I want to prove that a compiler that I wrote for a toy language is correct. I defined a predicate P which relates the runtime configuration of the source toy language and the target toy assembly.

The proof is set up as proving that if the source language's small-step relation steps from state S1 to state S2, and that P(S1,T1), where T1 is the target language's runtime configuration, then we can find a T2 such that P(S2,T2), and T1 steps to T2 in target language.

When translating constructs like array creations and functions calls, the number of instructions of the translated code depends on the size of the array/number of function arguments. For example, the translated instructions of `x = array<v1,v2,...,vn>`

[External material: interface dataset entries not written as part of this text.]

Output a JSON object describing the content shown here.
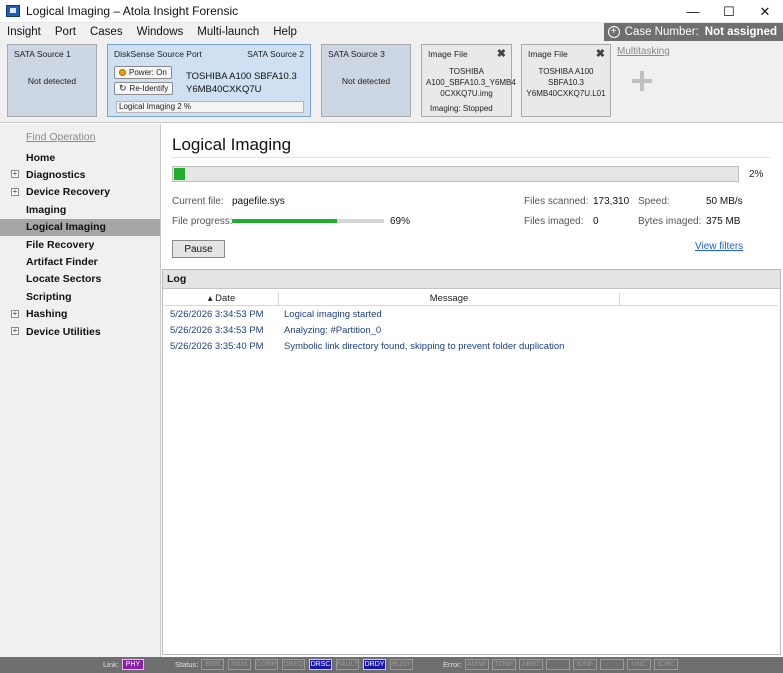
{
  "window": {
    "title": "Logical Imaging – Atola Insight Forensic",
    "minimize": "—",
    "maximize": "☐",
    "close": "✕"
  },
  "menu": {
    "items": [
      "Insight",
      "Port",
      "Cases",
      "Windows",
      "Multi-launch",
      "Help"
    ],
    "case_label": "Case Number:",
    "case_value": "Not assigned"
  },
  "devices": {
    "sata1": {
      "name": "SATA Source 1",
      "status": "Not detected"
    },
    "disksense": {
      "name": "DiskSense Source Port",
      "port": "SATA Source 2",
      "power_label": "Power: On",
      "reidentify_label": "Re-Identify",
      "model_line1": "TOSHIBA A100 SBFA10.3",
      "model_line2": "Y6MB40CXKQ7U",
      "progress_text": "Logical Imaging  2 %"
    },
    "sata3": {
      "name": "SATA Source 3",
      "status": "Not detected"
    },
    "image1": {
      "name": "Image File",
      "line1": "TOSHIBA",
      "line2": "A100_SBFA10.3_Y6MB4",
      "line3": "0CXKQ7U.img",
      "status": "Imaging: Stopped"
    },
    "image2": {
      "name": "Image File",
      "line1": "TOSHIBA A100",
      "line2": "SBFA10.3",
      "line3": "Y6MB40CXKQ7U.L01"
    },
    "multitasking": "Multitasking"
  },
  "sidebar": {
    "find_operation": "Find Operation",
    "items": [
      {
        "label": "Home"
      },
      {
        "label": "Diagnostics"
      },
      {
        "label": "Device Recovery"
      },
      {
        "label": "Imaging"
      },
      {
        "label": "Logical Imaging"
      },
      {
        "label": "File Recovery"
      },
      {
        "label": "Artifact Finder"
      },
      {
        "label": "Locate Sectors"
      },
      {
        "label": "Scripting"
      },
      {
        "label": "Hashing"
      },
      {
        "label": "Device Utilities"
      }
    ]
  },
  "main": {
    "title": "Logical Imaging",
    "overall_progress": 0.02,
    "overall_percent": "2%",
    "current_file_label": "Current file:",
    "current_file": "pagefile.sys",
    "file_progress_label": "File progress:",
    "file_progress": 0.69,
    "file_progress_percent": "69%",
    "files_scanned_label": "Files scanned:",
    "files_scanned": "173,310",
    "files_imaged_label": "Files imaged:",
    "files_imaged": "0",
    "speed_label": "Speed:",
    "speed": "50 MB/s",
    "bytes_imaged_label": "Bytes imaged:",
    "bytes_imaged": "375 MB",
    "pause_label": "Pause",
    "view_filters_label": "View filters"
  },
  "log": {
    "title": "Log",
    "col_date": "▴ Date",
    "col_message": "Message",
    "rows": [
      {
        "date": "5/26/2026 3:34:53 PM",
        "message": "Logical imaging started"
      },
      {
        "date": "5/26/2026 3:34:53 PM",
        "message": "Analyzing: #Partition_0"
      },
      {
        "date": "5/26/2026 3:35:40 PM",
        "message": "Symbolic link directory found, skipping to prevent folder duplication"
      }
    ]
  },
  "statusbar": {
    "link_label": "Link:",
    "link_value": "PHY",
    "status_label": "Status:",
    "status_flags": [
      "ERR",
      "INDX",
      "CORR",
      "DREQ",
      "DRSC",
      "FAULT",
      "DRDY",
      "BUSY"
    ],
    "status_active": [
      "DRSC",
      "DRDY"
    ],
    "error_label": "Error:",
    "error_flags": [
      "AMNF",
      "TONF",
      "ABRT",
      "",
      "IDNF",
      "",
      "UNC",
      "ICRC"
    ]
  },
  "colors": {
    "progress": "#1fae2d",
    "link": "#1e5ed6",
    "log_text": "#1b3f8a",
    "selected_nav": "#a6a6a6"
  }
}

is something like `mov r1 (translated value of v1); store r2 0 r1;...;mov r1 (translated value for vn); store r2 (n-1) r1;...`

.

When I prove other properties I would manually step through each instruction (because Coq can't do unification and I have to manually use apply with ... for arguments that Coq can't infer). For variable length instruction sequences I can't do the same thing, so I'm wondering what I can do.

It would be great if someone can provide some github code examples that does something similar to what I'm trying to do. The reason I mentioned lightweight is because if possible, I don't want to use heavy libraries with many predefined tactics.